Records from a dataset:
——

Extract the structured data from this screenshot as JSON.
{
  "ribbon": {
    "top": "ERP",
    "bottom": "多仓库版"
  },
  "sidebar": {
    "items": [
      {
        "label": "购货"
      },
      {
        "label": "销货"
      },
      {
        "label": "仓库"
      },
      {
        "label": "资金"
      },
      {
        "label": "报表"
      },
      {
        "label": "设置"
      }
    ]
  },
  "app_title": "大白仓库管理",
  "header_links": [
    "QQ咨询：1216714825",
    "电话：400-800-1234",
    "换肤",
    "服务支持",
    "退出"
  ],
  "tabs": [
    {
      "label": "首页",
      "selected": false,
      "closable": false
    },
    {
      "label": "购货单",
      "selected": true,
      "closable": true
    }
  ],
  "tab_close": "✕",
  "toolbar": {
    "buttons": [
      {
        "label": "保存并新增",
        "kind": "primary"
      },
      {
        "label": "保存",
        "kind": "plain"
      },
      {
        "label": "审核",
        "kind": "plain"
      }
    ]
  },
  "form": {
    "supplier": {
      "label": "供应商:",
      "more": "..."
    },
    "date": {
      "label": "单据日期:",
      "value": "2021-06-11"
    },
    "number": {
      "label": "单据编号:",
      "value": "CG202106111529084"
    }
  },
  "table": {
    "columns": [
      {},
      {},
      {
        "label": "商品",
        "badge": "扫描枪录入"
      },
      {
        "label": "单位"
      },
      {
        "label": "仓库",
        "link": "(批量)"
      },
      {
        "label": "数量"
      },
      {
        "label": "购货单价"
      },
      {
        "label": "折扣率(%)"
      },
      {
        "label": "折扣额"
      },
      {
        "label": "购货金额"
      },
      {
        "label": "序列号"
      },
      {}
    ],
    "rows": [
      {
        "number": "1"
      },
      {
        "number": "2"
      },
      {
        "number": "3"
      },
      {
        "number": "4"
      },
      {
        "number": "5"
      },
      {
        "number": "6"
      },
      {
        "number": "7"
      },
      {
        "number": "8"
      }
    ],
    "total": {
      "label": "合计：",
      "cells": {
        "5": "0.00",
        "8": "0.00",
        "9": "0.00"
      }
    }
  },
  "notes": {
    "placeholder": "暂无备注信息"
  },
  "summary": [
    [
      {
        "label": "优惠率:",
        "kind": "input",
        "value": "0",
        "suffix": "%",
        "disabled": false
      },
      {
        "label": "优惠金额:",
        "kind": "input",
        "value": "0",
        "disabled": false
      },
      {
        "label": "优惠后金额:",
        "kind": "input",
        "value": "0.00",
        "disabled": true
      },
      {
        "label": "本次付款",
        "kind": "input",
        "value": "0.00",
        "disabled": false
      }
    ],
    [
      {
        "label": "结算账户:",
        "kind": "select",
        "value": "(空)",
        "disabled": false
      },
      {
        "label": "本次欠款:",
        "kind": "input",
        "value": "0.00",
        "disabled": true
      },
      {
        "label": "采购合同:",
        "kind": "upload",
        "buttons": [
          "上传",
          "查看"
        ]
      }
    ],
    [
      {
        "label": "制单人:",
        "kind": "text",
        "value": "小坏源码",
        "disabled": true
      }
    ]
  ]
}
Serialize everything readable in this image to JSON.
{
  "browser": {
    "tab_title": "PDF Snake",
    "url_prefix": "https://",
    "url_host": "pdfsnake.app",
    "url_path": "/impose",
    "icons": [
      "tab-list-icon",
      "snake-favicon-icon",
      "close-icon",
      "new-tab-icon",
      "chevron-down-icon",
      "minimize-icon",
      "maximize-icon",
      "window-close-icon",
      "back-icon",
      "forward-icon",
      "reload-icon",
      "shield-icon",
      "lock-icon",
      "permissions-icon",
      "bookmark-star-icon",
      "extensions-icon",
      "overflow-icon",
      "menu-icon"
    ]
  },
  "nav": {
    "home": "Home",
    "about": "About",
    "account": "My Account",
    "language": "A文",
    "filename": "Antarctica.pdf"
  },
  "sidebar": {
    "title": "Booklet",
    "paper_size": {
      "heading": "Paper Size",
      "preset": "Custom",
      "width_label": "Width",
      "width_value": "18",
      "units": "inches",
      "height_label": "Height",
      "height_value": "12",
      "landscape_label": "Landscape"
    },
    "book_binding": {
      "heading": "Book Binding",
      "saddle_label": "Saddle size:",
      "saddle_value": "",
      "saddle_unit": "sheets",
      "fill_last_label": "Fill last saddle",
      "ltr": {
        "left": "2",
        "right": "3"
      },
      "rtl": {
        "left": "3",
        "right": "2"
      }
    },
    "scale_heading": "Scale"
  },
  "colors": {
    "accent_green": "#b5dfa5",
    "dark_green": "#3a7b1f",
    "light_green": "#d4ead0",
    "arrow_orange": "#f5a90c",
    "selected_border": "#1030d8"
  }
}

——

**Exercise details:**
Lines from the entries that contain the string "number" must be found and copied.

**Your response:**
    "number": {
        "number": "1"
        "number": "2"
        "number": "3"
        "number": "4"
        "number": "5"
        "number": "6"
        "number": "7"
        "number": "8"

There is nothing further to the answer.